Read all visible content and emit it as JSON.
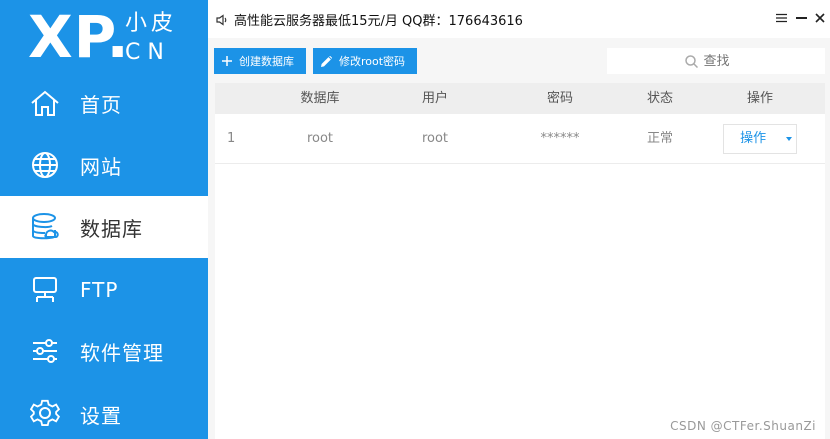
{
  "brand": {
    "big": "XP.",
    "small_top": "小皮",
    "small_bottom": "CN"
  },
  "sidebar": {
    "items": [
      {
        "label": "首页",
        "icon": "home-icon",
        "active": false
      },
      {
        "label": "网站",
        "icon": "globe-icon",
        "active": false
      },
      {
        "label": "数据库",
        "icon": "database-icon",
        "active": true
      },
      {
        "label": "FTP",
        "icon": "monitor-icon",
        "active": false
      },
      {
        "label": "软件管理",
        "icon": "sliders-icon",
        "active": false
      },
      {
        "label": "设置",
        "icon": "gear-icon",
        "active": false
      }
    ]
  },
  "topbar": {
    "notice": "高性能云服务器最低15元/月  QQ群：176643616",
    "notice_icon": "speaker-icon",
    "controls": [
      "menu-icon",
      "minimize-icon",
      "close-icon"
    ]
  },
  "toolbar": {
    "create_db_label": "创建数据库",
    "edit_root_label": "修改root密码",
    "search_placeholder": "查找"
  },
  "table": {
    "headers": [
      "数据库",
      "用户",
      "密码",
      "状态",
      "操作"
    ],
    "rows": [
      {
        "index": "1",
        "database": "root",
        "user": "root",
        "password": "******",
        "status": "正常",
        "action": "操作"
      }
    ]
  },
  "watermark": "CSDN @CTFer.ShuanZi",
  "colors": {
    "accent": "#1c93e7",
    "header_bg": "#eeeeee",
    "content_bg": "#f6f6f6"
  }
}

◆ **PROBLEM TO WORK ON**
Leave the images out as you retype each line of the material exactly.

◆ **EXERCISE RESULT**
Read all visible content and emit it as JSON.
{
  "brand": {
    "big": "XP.",
    "small_top": "小皮",
    "small_bottom": "CN"
  },
  "sidebar": {
    "items": [
      {
        "label": "首页",
        "icon": "home-icon",
        "active": false
      },
      {
        "label": "网站",
        "icon": "globe-icon",
        "active": false
      },
      {
        "label": "数据库",
        "icon": "database-icon",
        "active": true
      },
      {
        "label": "FTP",
        "icon": "monitor-icon",
        "active": false
      },
      {
        "label": "软件管理",
        "icon": "sliders-icon",
        "active": false
      },
      {
        "label": "设置",
        "icon": "gear-icon",
        "active": false
      }
    ]
  },
  "topbar": {
    "notice": "高性能云服务器最低15元/月  QQ群：176643616",
    "notice_icon": "speaker-icon",
    "controls": [
      "menu-icon",
      "minimize-icon",
      "close-icon"
    ]
  },
  "toolbar": {
    "create_db_label": "创建数据库",
    "edit_root_label": "修改root密码",
    "search_placeholder": "查找"
  },
  "table": {
    "headers": [
      "数据库",
      "用户",
      "密码",
      "状态",
      "操作"
    ],
    "rows": [
      {
        "index": "1",
        "database": "root",
        "user": "root",
        "password": "******",
        "status": "正常",
        "action": "操作"
      }
    ]
  },
  "watermark": "CSDN @CTFer.ShuanZi",
  "colors": {
    "accent": "#1c93e7",
    "header_bg": "#eeeeee",
    "content_bg": "#f6f6f6"
  }
}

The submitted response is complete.